Start of Block
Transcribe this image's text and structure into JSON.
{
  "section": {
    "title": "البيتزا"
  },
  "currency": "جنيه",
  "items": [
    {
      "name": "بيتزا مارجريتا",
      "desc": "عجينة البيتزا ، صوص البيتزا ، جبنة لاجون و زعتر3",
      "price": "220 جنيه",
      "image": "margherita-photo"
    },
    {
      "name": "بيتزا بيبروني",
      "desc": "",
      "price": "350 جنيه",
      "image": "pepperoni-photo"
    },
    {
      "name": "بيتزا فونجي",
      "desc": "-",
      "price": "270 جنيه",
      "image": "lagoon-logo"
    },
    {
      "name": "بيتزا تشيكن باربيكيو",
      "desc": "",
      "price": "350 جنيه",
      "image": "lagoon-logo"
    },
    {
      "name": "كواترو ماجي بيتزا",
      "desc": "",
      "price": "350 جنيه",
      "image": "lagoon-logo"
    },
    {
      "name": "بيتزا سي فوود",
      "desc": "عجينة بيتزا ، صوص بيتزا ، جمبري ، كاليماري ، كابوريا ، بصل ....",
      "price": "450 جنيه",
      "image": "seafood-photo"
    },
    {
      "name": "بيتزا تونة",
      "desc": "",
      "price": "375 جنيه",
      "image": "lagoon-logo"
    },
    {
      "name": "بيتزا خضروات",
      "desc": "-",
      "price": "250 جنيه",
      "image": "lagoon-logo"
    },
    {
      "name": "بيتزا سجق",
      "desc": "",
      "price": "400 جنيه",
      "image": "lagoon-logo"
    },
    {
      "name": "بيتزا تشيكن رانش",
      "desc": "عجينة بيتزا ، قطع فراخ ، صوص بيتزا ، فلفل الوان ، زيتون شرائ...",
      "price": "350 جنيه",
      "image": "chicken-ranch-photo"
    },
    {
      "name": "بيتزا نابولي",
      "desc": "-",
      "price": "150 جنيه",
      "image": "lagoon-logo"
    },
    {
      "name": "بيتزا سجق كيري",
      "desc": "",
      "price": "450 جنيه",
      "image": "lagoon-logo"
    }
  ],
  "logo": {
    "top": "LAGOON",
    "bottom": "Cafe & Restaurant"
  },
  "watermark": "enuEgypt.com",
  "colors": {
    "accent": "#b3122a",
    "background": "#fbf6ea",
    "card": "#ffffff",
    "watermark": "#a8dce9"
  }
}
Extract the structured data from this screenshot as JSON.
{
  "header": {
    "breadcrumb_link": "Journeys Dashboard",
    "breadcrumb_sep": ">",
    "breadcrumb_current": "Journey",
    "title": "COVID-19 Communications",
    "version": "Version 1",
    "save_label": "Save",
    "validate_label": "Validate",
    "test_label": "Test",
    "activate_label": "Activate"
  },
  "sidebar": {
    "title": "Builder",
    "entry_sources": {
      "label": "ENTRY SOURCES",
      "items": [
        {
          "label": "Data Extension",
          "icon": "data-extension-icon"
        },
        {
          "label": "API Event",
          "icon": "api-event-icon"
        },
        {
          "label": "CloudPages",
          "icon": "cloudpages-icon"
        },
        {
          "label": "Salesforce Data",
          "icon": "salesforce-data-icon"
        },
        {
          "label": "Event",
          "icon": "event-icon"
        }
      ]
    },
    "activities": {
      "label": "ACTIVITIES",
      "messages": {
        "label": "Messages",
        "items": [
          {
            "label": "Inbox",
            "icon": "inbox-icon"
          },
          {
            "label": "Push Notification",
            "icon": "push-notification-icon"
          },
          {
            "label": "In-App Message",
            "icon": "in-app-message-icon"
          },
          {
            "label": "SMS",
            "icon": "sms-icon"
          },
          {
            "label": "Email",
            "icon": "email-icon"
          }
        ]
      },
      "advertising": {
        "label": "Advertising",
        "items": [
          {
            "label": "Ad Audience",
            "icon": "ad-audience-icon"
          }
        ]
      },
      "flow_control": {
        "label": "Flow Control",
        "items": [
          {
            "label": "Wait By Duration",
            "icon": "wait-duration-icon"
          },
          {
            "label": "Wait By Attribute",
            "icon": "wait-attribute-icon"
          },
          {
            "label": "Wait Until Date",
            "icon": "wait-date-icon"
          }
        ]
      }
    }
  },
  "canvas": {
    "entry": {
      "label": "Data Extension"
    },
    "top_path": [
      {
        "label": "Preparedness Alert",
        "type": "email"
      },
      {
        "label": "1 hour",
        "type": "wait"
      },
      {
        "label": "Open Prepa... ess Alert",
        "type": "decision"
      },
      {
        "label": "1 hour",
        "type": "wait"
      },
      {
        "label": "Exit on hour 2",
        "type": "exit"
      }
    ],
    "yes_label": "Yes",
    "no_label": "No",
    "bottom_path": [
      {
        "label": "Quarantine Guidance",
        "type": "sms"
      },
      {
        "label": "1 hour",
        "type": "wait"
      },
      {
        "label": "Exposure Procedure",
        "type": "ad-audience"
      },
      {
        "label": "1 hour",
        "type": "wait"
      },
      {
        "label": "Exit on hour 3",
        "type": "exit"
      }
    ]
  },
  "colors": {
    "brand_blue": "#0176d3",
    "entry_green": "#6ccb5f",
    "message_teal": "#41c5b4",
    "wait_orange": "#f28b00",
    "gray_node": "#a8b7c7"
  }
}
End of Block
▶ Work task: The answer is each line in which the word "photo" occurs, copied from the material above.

▶ Solution for this task:
      "image": "margherita-photo"
      "image": "pepperoni-photo"
      "image": "seafood-photo"
      "image": "chicken-ranch-photo"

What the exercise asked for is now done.